from the educational-IP dept
It’s always struck me that the strongest supporters of copyright law run into a lot of problems when it comes to educational institutions. After all, the whole purpose of an educational institution is to share knowledge and information as much as possible and continue to impart those ideas to others. But, it appears that copyright maximalism is seeping into the classrooms as well. In the last couple of years, we’ve seen a lawsuit over a note taking service — claiming lectures are covered by copyright — and a professor demanding that students destroy all their notes at the end of the year since the professor claims he holds the copyright.
Michael Scott points us to a similar story, involving a Harvard grad who is running a non-profit notetaking service. While there’s no lawsuit or anything yet, there is a discussion on whether or not the professors’ lectures are covered by copyright, with Harvard’s General Counsel insisting that yes they are:
“under the federal Copyright Act of 1976, a lecture is automatically copyrighted as long as the professor prepared some tangible expression of the content–notes, an outline, a script, a video or audio recording.”
In response, however, the copyright experts over at Copycense destroy that claim and lay down some knowledge (free of charge) for Harvard’s AG:
Under the current Copyright Act, a work qualifies for protection only once it is original and then fixed in a way that people can perceive it (i.e. the “tangible medium of expression”). This is essentially what Section 102(a) says in basic terms.
The information from Harvard’s counsel is incorrect because a lecture generally would not qualify for the “fixed” part of the equation. What Harvard seems to conflate is eligibility for copyright protection under Section 102(a) and the public performance right under Section 106(4).
But a professor can’t have a public performance right under 106(4) if the work in question does not even qualify for copyright protection in the first place under Section 102(a). And a lecture, in and of itself, does not qualify as a protected work under the ’76 Act because it is not fixed. (There also may be an argument against copyrightability based on originality grounds, but the lack of fixation is certain and terminal.)
The only way we can determine that a professor’s lecture would qualify for copyright protection, assuming it was original, in the first place is if the lecture was recorded. Then there would be two copyrighted works: the lecture, and then the notes or slides.
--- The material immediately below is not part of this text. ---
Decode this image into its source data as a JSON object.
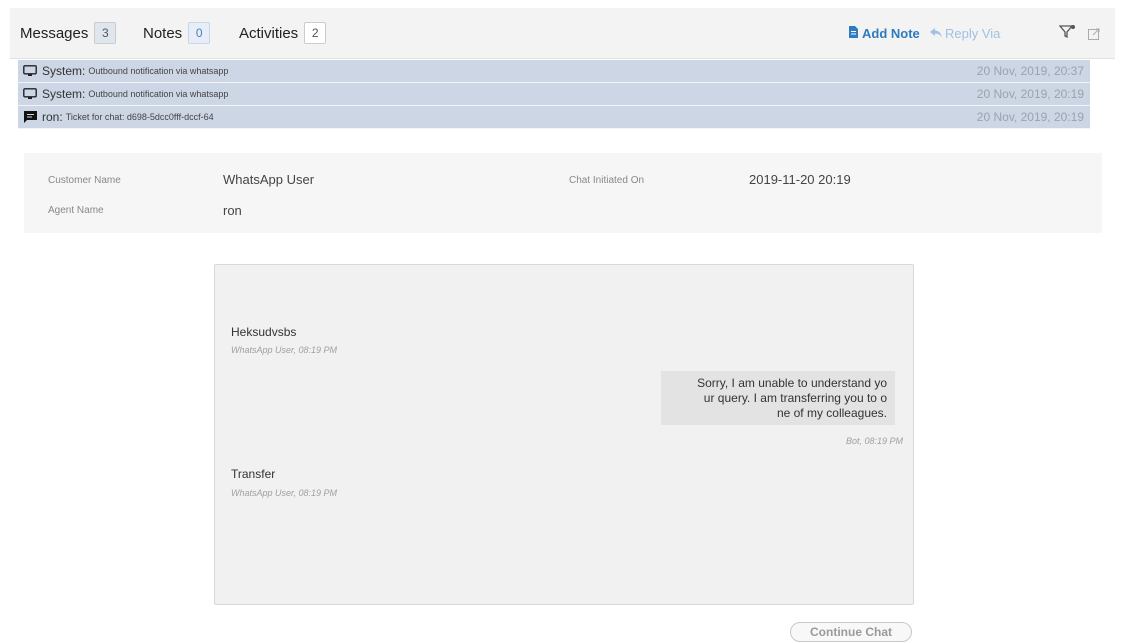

The professor’s notes or slides arguably would qualify for copyright protection, but copyrightability in the notes is a separate issue from copyrightability in the lecture.